** MATERIAL PROVIDED follows **

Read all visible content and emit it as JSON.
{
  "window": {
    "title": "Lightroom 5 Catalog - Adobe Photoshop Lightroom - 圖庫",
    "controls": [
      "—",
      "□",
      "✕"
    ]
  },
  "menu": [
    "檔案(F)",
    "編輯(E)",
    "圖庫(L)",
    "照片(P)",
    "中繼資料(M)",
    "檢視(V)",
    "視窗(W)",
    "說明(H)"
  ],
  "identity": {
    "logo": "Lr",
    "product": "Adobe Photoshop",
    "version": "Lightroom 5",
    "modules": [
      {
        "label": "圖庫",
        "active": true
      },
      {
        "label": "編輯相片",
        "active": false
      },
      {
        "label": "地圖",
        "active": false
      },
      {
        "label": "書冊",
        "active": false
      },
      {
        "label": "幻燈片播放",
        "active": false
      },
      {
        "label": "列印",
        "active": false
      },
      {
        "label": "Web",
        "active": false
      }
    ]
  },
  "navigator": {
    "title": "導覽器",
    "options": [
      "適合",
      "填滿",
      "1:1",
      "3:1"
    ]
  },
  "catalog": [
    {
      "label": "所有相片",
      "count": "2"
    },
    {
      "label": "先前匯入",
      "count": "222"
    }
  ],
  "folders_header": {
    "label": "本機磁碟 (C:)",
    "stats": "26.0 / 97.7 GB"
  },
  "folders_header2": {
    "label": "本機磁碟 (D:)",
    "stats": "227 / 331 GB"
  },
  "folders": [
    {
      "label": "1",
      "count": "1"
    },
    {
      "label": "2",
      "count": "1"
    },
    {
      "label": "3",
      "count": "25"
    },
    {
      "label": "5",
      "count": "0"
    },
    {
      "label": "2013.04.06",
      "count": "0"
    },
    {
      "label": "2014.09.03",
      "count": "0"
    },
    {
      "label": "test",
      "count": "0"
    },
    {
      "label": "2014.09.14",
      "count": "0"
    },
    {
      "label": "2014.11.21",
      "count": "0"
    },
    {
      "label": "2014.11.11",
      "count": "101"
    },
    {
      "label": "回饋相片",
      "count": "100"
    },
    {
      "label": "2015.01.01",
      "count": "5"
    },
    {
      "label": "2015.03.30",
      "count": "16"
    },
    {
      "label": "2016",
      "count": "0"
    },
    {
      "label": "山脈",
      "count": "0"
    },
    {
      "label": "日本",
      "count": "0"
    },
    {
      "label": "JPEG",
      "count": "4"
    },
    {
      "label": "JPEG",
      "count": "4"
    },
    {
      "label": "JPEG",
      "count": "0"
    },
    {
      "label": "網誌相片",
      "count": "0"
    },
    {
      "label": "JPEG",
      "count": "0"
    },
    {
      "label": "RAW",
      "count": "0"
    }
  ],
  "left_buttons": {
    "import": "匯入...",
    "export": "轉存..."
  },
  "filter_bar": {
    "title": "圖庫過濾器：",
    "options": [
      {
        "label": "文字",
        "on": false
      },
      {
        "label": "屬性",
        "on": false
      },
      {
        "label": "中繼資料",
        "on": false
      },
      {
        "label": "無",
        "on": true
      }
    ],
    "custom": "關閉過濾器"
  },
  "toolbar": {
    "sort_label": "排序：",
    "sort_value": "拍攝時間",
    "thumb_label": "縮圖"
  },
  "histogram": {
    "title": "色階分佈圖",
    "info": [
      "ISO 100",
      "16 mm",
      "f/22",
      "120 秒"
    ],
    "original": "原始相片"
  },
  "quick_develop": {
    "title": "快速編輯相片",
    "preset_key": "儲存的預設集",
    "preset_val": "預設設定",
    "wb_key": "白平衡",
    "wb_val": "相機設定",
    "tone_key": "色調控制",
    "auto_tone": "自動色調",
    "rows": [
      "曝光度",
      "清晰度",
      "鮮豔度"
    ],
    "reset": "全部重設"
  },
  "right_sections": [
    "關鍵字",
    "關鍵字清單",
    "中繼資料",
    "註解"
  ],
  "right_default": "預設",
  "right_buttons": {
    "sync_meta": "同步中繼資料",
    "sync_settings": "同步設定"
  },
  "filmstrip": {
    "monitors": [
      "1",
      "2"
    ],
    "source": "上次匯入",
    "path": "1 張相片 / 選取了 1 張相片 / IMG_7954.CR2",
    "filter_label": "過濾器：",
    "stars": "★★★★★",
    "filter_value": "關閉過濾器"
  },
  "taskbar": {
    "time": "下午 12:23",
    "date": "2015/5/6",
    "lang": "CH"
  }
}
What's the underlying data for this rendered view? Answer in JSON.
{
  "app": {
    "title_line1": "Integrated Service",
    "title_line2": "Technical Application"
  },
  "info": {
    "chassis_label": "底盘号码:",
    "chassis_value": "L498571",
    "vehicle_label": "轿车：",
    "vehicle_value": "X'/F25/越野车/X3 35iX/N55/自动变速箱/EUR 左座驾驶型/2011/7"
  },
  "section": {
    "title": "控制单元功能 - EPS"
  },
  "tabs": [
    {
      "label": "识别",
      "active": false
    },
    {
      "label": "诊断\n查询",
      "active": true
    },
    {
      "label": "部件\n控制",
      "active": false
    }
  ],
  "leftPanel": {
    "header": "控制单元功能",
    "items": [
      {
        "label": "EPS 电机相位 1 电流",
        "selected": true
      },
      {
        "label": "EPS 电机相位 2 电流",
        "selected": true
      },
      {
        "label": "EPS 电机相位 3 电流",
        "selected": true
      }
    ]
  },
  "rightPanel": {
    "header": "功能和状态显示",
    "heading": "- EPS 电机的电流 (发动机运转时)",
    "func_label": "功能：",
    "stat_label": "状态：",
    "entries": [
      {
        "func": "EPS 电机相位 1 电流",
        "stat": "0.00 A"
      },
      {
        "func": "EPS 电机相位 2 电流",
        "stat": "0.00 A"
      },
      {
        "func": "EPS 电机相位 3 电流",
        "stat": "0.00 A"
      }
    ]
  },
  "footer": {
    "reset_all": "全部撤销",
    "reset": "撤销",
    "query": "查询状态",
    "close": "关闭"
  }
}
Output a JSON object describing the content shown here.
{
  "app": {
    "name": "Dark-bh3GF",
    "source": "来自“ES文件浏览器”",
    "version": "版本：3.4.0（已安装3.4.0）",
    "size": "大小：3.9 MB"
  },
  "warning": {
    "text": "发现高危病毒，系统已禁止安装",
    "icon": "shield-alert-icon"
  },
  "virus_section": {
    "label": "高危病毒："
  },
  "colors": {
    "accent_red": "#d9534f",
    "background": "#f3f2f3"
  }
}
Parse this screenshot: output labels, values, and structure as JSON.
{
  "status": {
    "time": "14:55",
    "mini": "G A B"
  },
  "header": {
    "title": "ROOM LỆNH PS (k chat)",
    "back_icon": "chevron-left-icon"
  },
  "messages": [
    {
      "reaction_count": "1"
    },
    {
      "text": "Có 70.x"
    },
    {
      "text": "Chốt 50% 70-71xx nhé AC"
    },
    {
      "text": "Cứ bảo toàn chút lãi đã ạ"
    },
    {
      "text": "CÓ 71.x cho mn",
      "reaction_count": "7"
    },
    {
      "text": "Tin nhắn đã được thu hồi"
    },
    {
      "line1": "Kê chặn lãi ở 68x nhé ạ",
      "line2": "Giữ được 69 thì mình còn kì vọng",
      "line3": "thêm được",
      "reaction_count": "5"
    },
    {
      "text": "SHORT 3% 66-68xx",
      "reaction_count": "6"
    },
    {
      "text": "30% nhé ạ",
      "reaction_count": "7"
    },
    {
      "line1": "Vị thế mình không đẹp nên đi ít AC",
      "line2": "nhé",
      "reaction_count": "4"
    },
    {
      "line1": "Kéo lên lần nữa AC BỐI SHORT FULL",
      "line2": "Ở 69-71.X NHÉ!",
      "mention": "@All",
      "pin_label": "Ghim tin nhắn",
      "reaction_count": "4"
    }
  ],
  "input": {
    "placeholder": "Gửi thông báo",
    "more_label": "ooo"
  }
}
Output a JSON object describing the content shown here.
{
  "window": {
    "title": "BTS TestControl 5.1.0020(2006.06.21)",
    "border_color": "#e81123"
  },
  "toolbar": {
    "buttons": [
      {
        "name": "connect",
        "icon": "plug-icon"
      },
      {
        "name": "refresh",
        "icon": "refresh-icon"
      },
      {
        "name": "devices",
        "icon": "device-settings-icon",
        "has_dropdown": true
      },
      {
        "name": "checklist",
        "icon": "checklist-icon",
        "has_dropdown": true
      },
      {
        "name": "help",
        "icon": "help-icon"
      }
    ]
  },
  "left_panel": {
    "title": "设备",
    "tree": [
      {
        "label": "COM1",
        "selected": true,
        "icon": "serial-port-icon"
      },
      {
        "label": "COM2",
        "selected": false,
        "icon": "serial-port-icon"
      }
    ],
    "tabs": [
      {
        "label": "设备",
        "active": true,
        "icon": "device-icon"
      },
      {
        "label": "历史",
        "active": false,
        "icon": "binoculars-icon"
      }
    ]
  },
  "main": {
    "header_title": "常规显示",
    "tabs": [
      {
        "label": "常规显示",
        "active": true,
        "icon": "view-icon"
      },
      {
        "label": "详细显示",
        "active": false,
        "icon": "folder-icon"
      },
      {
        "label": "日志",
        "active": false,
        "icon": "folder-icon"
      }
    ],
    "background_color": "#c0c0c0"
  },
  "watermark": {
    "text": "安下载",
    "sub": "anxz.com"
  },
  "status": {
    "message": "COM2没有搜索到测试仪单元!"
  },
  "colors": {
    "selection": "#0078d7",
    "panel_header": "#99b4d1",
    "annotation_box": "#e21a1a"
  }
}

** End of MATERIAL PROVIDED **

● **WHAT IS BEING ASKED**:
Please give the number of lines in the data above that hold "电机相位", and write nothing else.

● **WRITTEN RESPONSE**:
6